Czech Republic

"A mountain gave birth to a mouse," said Vladimir Smejkal, an authority on IT-law in the Czech Republic, with irony when referring to a draft of the Government Green Book on E-commerce ("GGB"). GGB is a government analysis designed to map the current conditions of e-commerce in the Czech Republic. A team composed of IT-law and e-commerce experts, appointed by the government and the Office for Public Information Systems, has been working on a report since January 2001. The GGB should be the most substantial contribution to even wider discussion that should result in a fully fledged government policy for e-commerce.

At the beginning of January 2002 the Czech government issued a resolution, which takes account of the report and very briefly evaluates main achievements of the GGB. It also includes instructions for selected government members to present the Government White Book on E-commerce by December 31, 2002. As the government statement says, the final statement on e-commerce policy should be "emphasizing the importance of partnership between private and public sectors in regards to knowledge-based economy."

Although the GGB is only a preliminary imprint of a more sophisticated government strategy, it has already instigated controversy among many experts. No matter how arguable the structure and content of the report appears to be, most of them endorse the significance of the government support to e-commerce.

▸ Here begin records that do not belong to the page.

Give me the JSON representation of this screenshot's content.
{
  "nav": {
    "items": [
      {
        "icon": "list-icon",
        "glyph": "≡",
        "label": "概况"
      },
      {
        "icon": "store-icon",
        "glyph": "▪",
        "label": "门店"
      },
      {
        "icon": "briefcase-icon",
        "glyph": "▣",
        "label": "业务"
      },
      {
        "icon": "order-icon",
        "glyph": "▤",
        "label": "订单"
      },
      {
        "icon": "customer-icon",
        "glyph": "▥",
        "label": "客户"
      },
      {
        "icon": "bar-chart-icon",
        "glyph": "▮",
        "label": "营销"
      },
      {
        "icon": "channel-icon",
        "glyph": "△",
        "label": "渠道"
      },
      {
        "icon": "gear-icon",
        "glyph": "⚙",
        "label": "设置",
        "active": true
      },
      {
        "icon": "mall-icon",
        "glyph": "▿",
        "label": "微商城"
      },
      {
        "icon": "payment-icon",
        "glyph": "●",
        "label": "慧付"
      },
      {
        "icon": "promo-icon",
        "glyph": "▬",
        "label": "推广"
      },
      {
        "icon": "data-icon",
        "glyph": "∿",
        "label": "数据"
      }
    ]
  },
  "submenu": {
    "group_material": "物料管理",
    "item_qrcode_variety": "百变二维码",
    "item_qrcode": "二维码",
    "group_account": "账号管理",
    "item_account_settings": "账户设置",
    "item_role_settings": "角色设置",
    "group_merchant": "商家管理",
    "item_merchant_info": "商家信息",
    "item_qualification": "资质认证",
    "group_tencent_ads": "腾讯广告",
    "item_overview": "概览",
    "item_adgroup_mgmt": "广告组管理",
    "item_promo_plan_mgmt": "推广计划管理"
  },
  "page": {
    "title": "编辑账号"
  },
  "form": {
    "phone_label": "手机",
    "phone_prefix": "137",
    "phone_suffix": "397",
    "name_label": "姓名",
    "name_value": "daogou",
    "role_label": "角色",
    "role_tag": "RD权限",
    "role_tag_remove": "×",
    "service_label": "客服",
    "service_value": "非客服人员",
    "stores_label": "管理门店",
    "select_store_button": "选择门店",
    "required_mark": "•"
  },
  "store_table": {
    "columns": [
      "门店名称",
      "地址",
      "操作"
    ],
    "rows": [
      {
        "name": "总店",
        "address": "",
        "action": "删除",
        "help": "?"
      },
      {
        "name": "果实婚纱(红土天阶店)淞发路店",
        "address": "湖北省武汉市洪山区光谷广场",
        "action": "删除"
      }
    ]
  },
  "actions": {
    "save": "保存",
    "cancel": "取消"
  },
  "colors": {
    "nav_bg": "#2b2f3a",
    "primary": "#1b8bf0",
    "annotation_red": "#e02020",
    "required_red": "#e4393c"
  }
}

The GGB is divided into five chapters, each chapter covering one significant aspect of e-commerce and suggesting further steps that need to be taken for its development in the Czech Republic. The first chapter analyses legal framework and application of e-commerce within the state administration in the Czech Republic. The advantages of so-called e-government for fiscal policy (e.g. collection of taxes and fees) or administration of statistical data are obvious. However, the relatively unfriendly legal environment in relation to the treatment of electronic documents and also the insufficient state administration and IT infrastructure do not allow for the proper exercise of e-government.

The second chapter concentrates mostly on an evaluation of telecommunications and the IT infrastructure. The GGB exemplifies the impact of high quality infrastructure and efficient market conditions on e-commerce development. Cesky Telecom, as a former monopoly, still keeps its dominant position on the telecommunications market, which, together with complicated and slow deregulation of this sector, prevents development of healthy competition with alternative operators. This lack of competitive market influence results in higher costs and negatively affects any expansion of medium and small size e-commerce businesses in the Czech Republic.

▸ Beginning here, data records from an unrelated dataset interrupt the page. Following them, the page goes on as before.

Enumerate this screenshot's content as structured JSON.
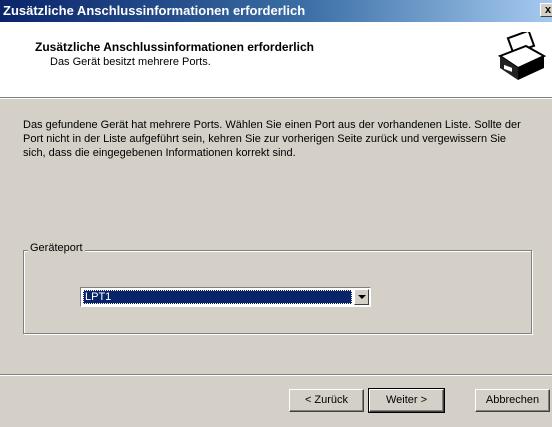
{
  "window": {
    "title": "Zusätzliche Anschlussinformationen erforderlich",
    "close_label": "x"
  },
  "header": {
    "title": "Zusätzliche Anschlussinformationen erforderlich",
    "subtitle": "Das Gerät besitzt mehrere Ports.",
    "icon": "printer-icon"
  },
  "body": {
    "intro": "Das gefundene Gerät hat mehrere Ports. Wählen Sie einen Port aus der vorhandenen Liste. Sollte der Port nicht in der Liste aufgeführt sein, kehren Sie zur vorherigen Seite zurück und vergewissern Sie sich, dass die eingegebenen Informationen korrekt sind."
  },
  "port_group": {
    "label": "Geräteport",
    "selected": "LPT1"
  },
  "buttons": {
    "back": "< Zurück",
    "next": "Weiter >",
    "cancel": "Abbrechen"
  }
}
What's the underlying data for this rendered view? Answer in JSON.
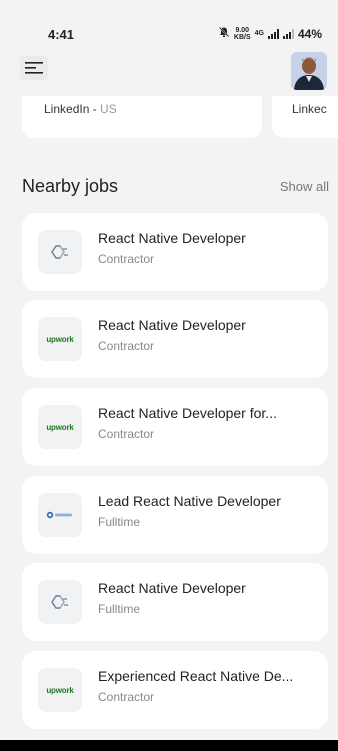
{
  "status_bar": {
    "time": "4:41",
    "net_speed_top": "9.00",
    "net_speed_bottom": "KB/S",
    "network_label": "4G",
    "battery": "44%"
  },
  "header": {
    "menu_icon": "hamburger-icon",
    "avatar": "user-avatar"
  },
  "top_cards": [
    {
      "company": "LinkedIn",
      "separator": " - ",
      "location": "US"
    },
    {
      "company": "Linkec",
      "separator": "",
      "location": ""
    }
  ],
  "nearby": {
    "title": "Nearby jobs",
    "show_all": "Show all",
    "jobs": [
      {
        "title": "React Native Developer",
        "type": "Contractor",
        "logo": "diamond-logo"
      },
      {
        "title": "React Native Developer",
        "type": "Contractor",
        "logo": "upwork-logo",
        "logo_text": "upwork"
      },
      {
        "title": "React Native Developer for...",
        "type": "Contractor",
        "logo": "upwork-logo",
        "logo_text": "upwork"
      },
      {
        "title": "Lead React Native Developer",
        "type": "Fulltime",
        "logo": "company-logo"
      },
      {
        "title": "React Native Developer",
        "type": "Fulltime",
        "logo": "diamond-logo"
      },
      {
        "title": "Experienced React Native De...",
        "type": "Contractor",
        "logo": "upwork-logo",
        "logo_text": "upwork"
      }
    ]
  },
  "colors": {
    "background": "#f3f3f6",
    "card": "#ffffff",
    "upwork_green": "#1f7a1f",
    "muted_text": "#888888"
  }
}
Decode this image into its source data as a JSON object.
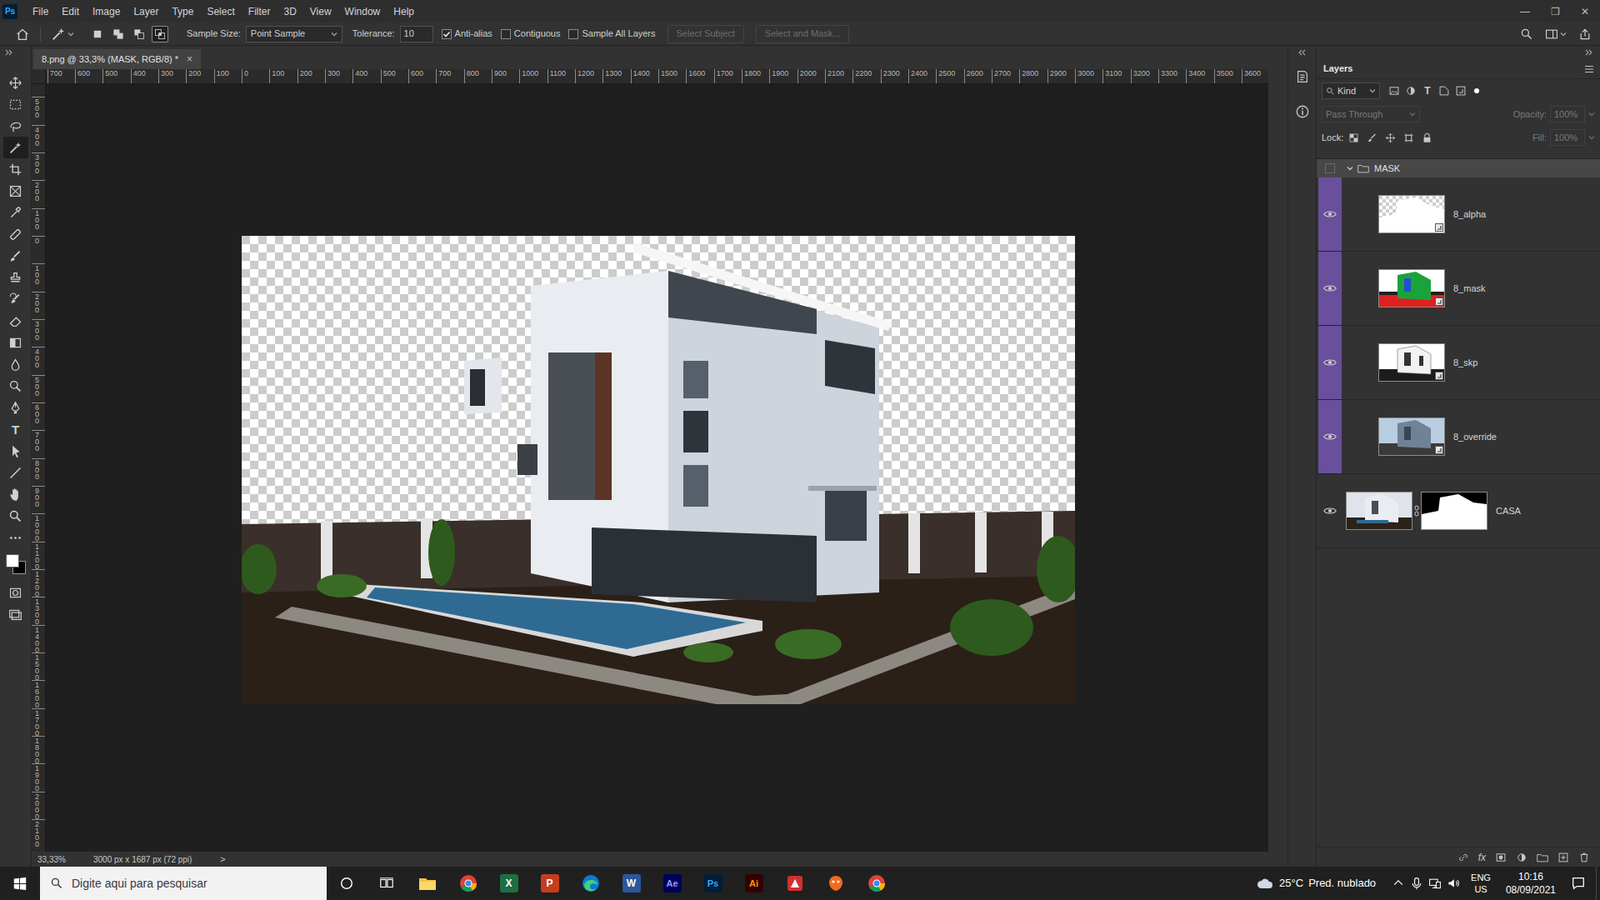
{
  "app": {
    "logo": "Ps",
    "menus": [
      "File",
      "Edit",
      "Image",
      "Layer",
      "Type",
      "Select",
      "Filter",
      "3D",
      "View",
      "Window",
      "Help"
    ],
    "window_controls": [
      "—",
      "❐",
      "✕"
    ]
  },
  "options_bar": {
    "modes": [
      {
        "kind": "new",
        "selected": false
      },
      {
        "kind": "add",
        "selected": false
      },
      {
        "kind": "subtract",
        "selected": false
      },
      {
        "kind": "intersect",
        "selected": true
      }
    ],
    "sample_size": {
      "label": "Sample Size:",
      "value": "Point Sample"
    },
    "tolerance": {
      "label": "Tolerance:",
      "value": "10"
    },
    "checkboxes": [
      {
        "label": "Anti-alias",
        "checked": true
      },
      {
        "label": "Contiguous",
        "checked": false
      },
      {
        "label": "Sample All Layers",
        "checked": false
      }
    ],
    "buttons": [
      {
        "label": "Select Subject",
        "disabled": true
      },
      {
        "label": "Select and Mask...",
        "disabled": true
      }
    ]
  },
  "document": {
    "tab": "8.png @ 33,3% (MASK, RGB/8) *",
    "close": "×"
  },
  "rulers": {
    "horizontal": [
      "700",
      "600",
      "500",
      "400",
      "300",
      "200",
      "100",
      "0",
      "100",
      "200",
      "300",
      "400",
      "500",
      "600",
      "700",
      "800",
      "900",
      "1000",
      "1100",
      "1200",
      "1300",
      "1400",
      "1500",
      "1600",
      "1700",
      "1800",
      "1900",
      "2000",
      "2100",
      "2200",
      "2300",
      "2400",
      "2500",
      "2600",
      "2700",
      "2800",
      "2900",
      "3000",
      "3100",
      "3200",
      "3300",
      "3400",
      "3500",
      "3600"
    ],
    "vertical": [
      "500",
      "400",
      "300",
      "200",
      "100",
      "0",
      "100",
      "200",
      "300",
      "400",
      "500",
      "600",
      "700",
      "800",
      "900",
      "1000",
      "1100",
      "1200",
      "1300",
      "1400",
      "1500",
      "1600",
      "1700",
      "1800",
      "1900",
      "2000",
      "2100"
    ]
  },
  "tools": [
    {
      "kind": "move",
      "selected": false
    },
    {
      "kind": "marquee",
      "selected": false
    },
    {
      "kind": "lasso",
      "selected": false
    },
    {
      "kind": "magic-wand",
      "selected": true
    },
    {
      "kind": "crop",
      "selected": false
    },
    {
      "kind": "frame",
      "selected": false
    },
    {
      "kind": "eyedropper",
      "selected": false
    },
    {
      "kind": "healing",
      "selected": false
    },
    {
      "kind": "brush",
      "selected": false
    },
    {
      "kind": "stamp",
      "selected": false
    },
    {
      "kind": "history-brush",
      "selected": false
    },
    {
      "kind": "eraser",
      "selected": false
    },
    {
      "kind": "gradient",
      "selected": false
    },
    {
      "kind": "blur",
      "selected": false
    },
    {
      "kind": "dodge",
      "selected": false
    },
    {
      "kind": "pen",
      "selected": false
    },
    {
      "kind": "type",
      "label": "T",
      "selected": false
    },
    {
      "kind": "path-select",
      "selected": false
    },
    {
      "kind": "line",
      "selected": false
    },
    {
      "kind": "hand",
      "selected": false
    },
    {
      "kind": "zoom",
      "selected": false
    },
    {
      "kind": "more",
      "selected": false
    },
    {
      "kind": "quickmask",
      "selected": false
    },
    {
      "kind": "screenmode",
      "selected": false
    }
  ],
  "swatches": [
    {
      "color": "#ffffff"
    },
    {
      "color": "#000000"
    }
  ],
  "status_bar": {
    "zoom": "33,33%",
    "size": "3000 px x 1687 px (72 ppi)",
    "arrow": ">"
  },
  "layers_panel": {
    "title": "Layers",
    "filter": {
      "value": "Kind",
      "type_filter": "T"
    },
    "blend": {
      "value": "Pass Through",
      "disabled": true
    },
    "opacity": {
      "label": "Opacity:",
      "value": "100%",
      "disabled": true
    },
    "lock_label": "Lock:",
    "fill": {
      "label": "Fill:",
      "value": "100%",
      "disabled": true
    },
    "group": {
      "name": "MASK",
      "expanded": true,
      "visible": false,
      "selected": true
    },
    "layers": [
      {
        "name": "8_alpha",
        "kind": "alpha",
        "visible": true,
        "selected": false,
        "color": "#6a4f9c"
      },
      {
        "name": "8_mask",
        "kind": "mask",
        "visible": true,
        "selected": false,
        "color": "#6a4f9c"
      },
      {
        "name": "8_skp",
        "kind": "skp",
        "visible": true,
        "selected": false,
        "color": "#6a4f9c"
      },
      {
        "name": "8_override",
        "kind": "override",
        "visible": true,
        "selected": false,
        "color": "#6a4f9c"
      }
    ],
    "base_layer": {
      "name": "CASA",
      "kind": "photo",
      "visible": true,
      "selected": false,
      "mask": true
    },
    "footer_fx": "fx"
  },
  "taskbar": {
    "search": "Digite aqui para pesquisar",
    "apps": [
      {
        "kind": "explorer"
      },
      {
        "kind": "chrome"
      },
      {
        "kind": "excel",
        "label": "X"
      },
      {
        "kind": "powerpoint",
        "label": "P"
      },
      {
        "kind": "edge"
      },
      {
        "kind": "word",
        "label": "W"
      },
      {
        "kind": "ae",
        "label": "Ae"
      },
      {
        "kind": "ps",
        "label": "Ps"
      },
      {
        "kind": "ai",
        "label": "Ai"
      },
      {
        "kind": "sketchup"
      },
      {
        "kind": "orange"
      },
      {
        "kind": "chrome"
      }
    ],
    "weather": {
      "temp": "25°C",
      "text": "Pred. nublado"
    },
    "lang": [
      "ENG",
      "US"
    ],
    "time": "10:16",
    "date": "08/09/2021"
  }
}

The assessment of the overall business milieu in the fourth chapter reflects a fact that a successful development of e-commerce involves not only modern technologies but also a favourable and cultured business environment. Although an annual EU report on the overall progress towards accession for 2001 rated the Czech economy as fulfilling all aspects of the market economy, there is still an increased need for enhanced business education and positive stimulation for entrepreneurs.

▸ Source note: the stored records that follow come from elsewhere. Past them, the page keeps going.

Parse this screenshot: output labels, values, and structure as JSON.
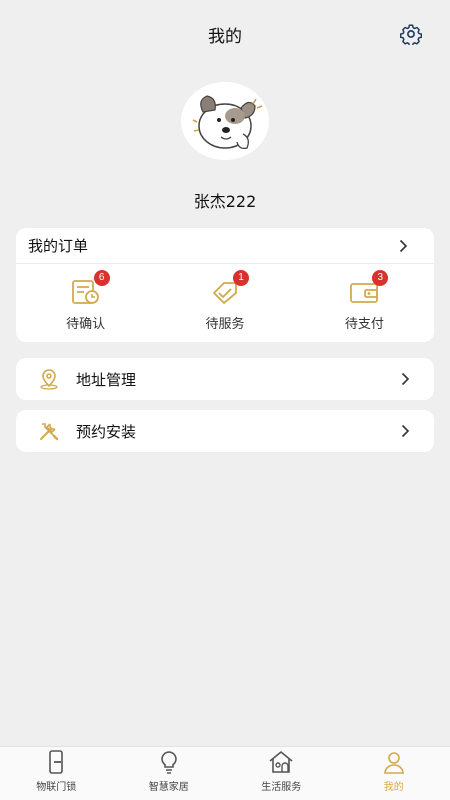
{
  "header": {
    "title": "我的",
    "settings_icon": "gear-icon"
  },
  "profile": {
    "username": "张杰222",
    "avatar_icon": "cartoon-dog-avatar"
  },
  "orders": {
    "title": "我的订单",
    "items": [
      {
        "label": "待确认",
        "badge": "6",
        "icon": "pending-confirm-icon"
      },
      {
        "label": "待服务",
        "badge": "1",
        "icon": "pending-service-icon"
      },
      {
        "label": "待支付",
        "badge": "3",
        "icon": "wallet-icon"
      }
    ]
  },
  "menu": [
    {
      "label": "地址管理",
      "icon": "location-pin-icon"
    },
    {
      "label": "预约安装",
      "icon": "tools-icon"
    }
  ],
  "tabbar": {
    "items": [
      {
        "label": "物联门锁",
        "icon": "door-lock-icon"
      },
      {
        "label": "智慧家居",
        "icon": "lightbulb-icon"
      },
      {
        "label": "生活服务",
        "icon": "house-icon"
      },
      {
        "label": "我的",
        "icon": "user-icon"
      }
    ],
    "active_index": 3
  },
  "colors": {
    "accent": "#d4a94a",
    "badge": "#d8322e",
    "background": "#efefef"
  }
}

Czech e-commerce is only slowly finding its position within the Czech economy. Only large commercial corporations, companies rendering services, IT companies and some financial institutions have enough resources and know-how to capitalise on the advantage e-commerce is rendering. In the mean time the Czech Republic still experiences only minor upheaval on a smaller scale in selling books, tickets or consumer electronics. A consistent government strategy that complies with the trends of knowledge-based society for the next century as defined in the eEurope initiative, is a good hope for the future of Czech e-commerce.

For further information please contact Ian Parker at ian.parker@cms-cmck.com or Ondrej Rob at ondrej.rob@cms-cmck.com or on 00 420 2 96798111.